The charity has pulled out all the stops in a bid ensure no one goes hungry over the festive period and food bank organiser Evelyn Sangster says she’s been overwhelmed at the generosity of Teries.
Speaking to the Hawick News on Tuesday, Mrs Sangster said: “The people of Hawick have been brilliant. They have given so much. I have even had folk stop me on the street with donations of £20 and £50 for the food bank. It really is uplifting to see such generosity. And I would also like to thank the Hawick News for helping to highlight this huge problem.”
However, as the New Year approaches, Mrs Sangster sees no let-up in demand, adding: “This has been the busiest time ever. We have been inundated with requests and referrals for help.
“We get referrals from Social Security, Citizens Advice Bureau, the Welfare Fund and Criminal Justice. The situation is getting worse, and something that affects all age groups.
“We usually deliver around 40 parcels a month but in the last week we have handed out 100. The situation is dire. Some people only have the clothes they stand up in. And that is a really sad position to be in.
“We are seeing some real poverty and to be perfectly honest I never thought I would see this in my own country. It is really awful.”
And as part of the Toys for Families Appeal, many Hawick youngsters will also benefit over the festive period.
Mrs Sangster, whose husband Gilbert is also a Salvation Army member, added: “Hopefully we are able to make a difference to some people. And the toys will mean a lot to the youngsters. We have also been able to help folk with bedding and toiletries.”
Mrs Sangster explained that the food parcels handed out contain essentials required for day-to-day living: “These are things most folk take for granted and include, bread and butter, soup, tinned beans, spaghetti and meat, potatoes, veg, tinned fish, tea, coffee, pasta sauce and puddings.”
However, Mrs Sangster fears the New Year with planned changes to the way benefits are paid may mean an ever greater drain on resources.
“I have set up a meeting between myself and local and national politicians for the New Year.

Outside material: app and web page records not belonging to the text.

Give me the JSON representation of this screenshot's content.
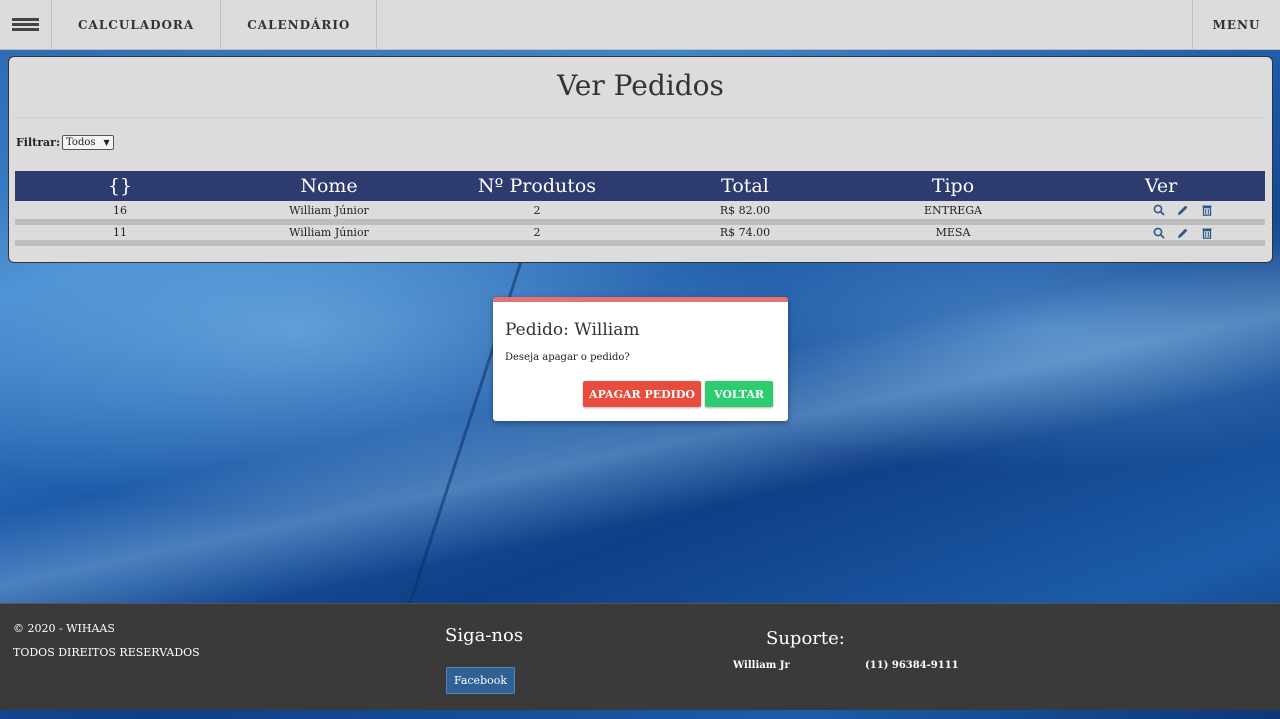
{
  "topbar": {
    "nav": [
      "CALCULADORA",
      "CALENDÁRIO"
    ],
    "menu_label": "MENU"
  },
  "panel": {
    "title": "Ver Pedidos",
    "filter_label": "Filtrar:",
    "filter_value": "Todos"
  },
  "table": {
    "headers": [
      "{}",
      "Nome",
      "Nº Produtos",
      "Total",
      "Tipo",
      "Ver"
    ],
    "rows": [
      {
        "id": "16",
        "name": "William Júnior",
        "products": "2",
        "total": "R$ 82.00",
        "type": "ENTREGA"
      },
      {
        "id": "11",
        "name": "William Júnior",
        "products": "2",
        "total": "R$ 74.00",
        "type": "MESA"
      }
    ]
  },
  "modal": {
    "title": "Pedido: William",
    "message": "Deseja apagar o pedido?",
    "delete_label": "APAGAR PEDIDO",
    "back_label": "VOLTAR"
  },
  "footer": {
    "copyright": "© 2020 - WIHAAS",
    "rights": "TODOS DIREITOS RESERVADOS",
    "follow_title": "Siga-nos",
    "facebook_label": "Facebook",
    "support_title": "Suporte:",
    "support_name": "William Jr",
    "support_phone": "(11) 96384-9111"
  },
  "colors": {
    "table_header": "#2d3b6f",
    "danger": "#e74c3c",
    "success": "#2ecc71",
    "modal_top": "#e57373",
    "footer": "#3a3a3a",
    "icon": "#2d5a8c"
  }
}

The new Universal Credit, which will see a change in the way housing benefit is paid, may well add to the problems many folk are experiencing.”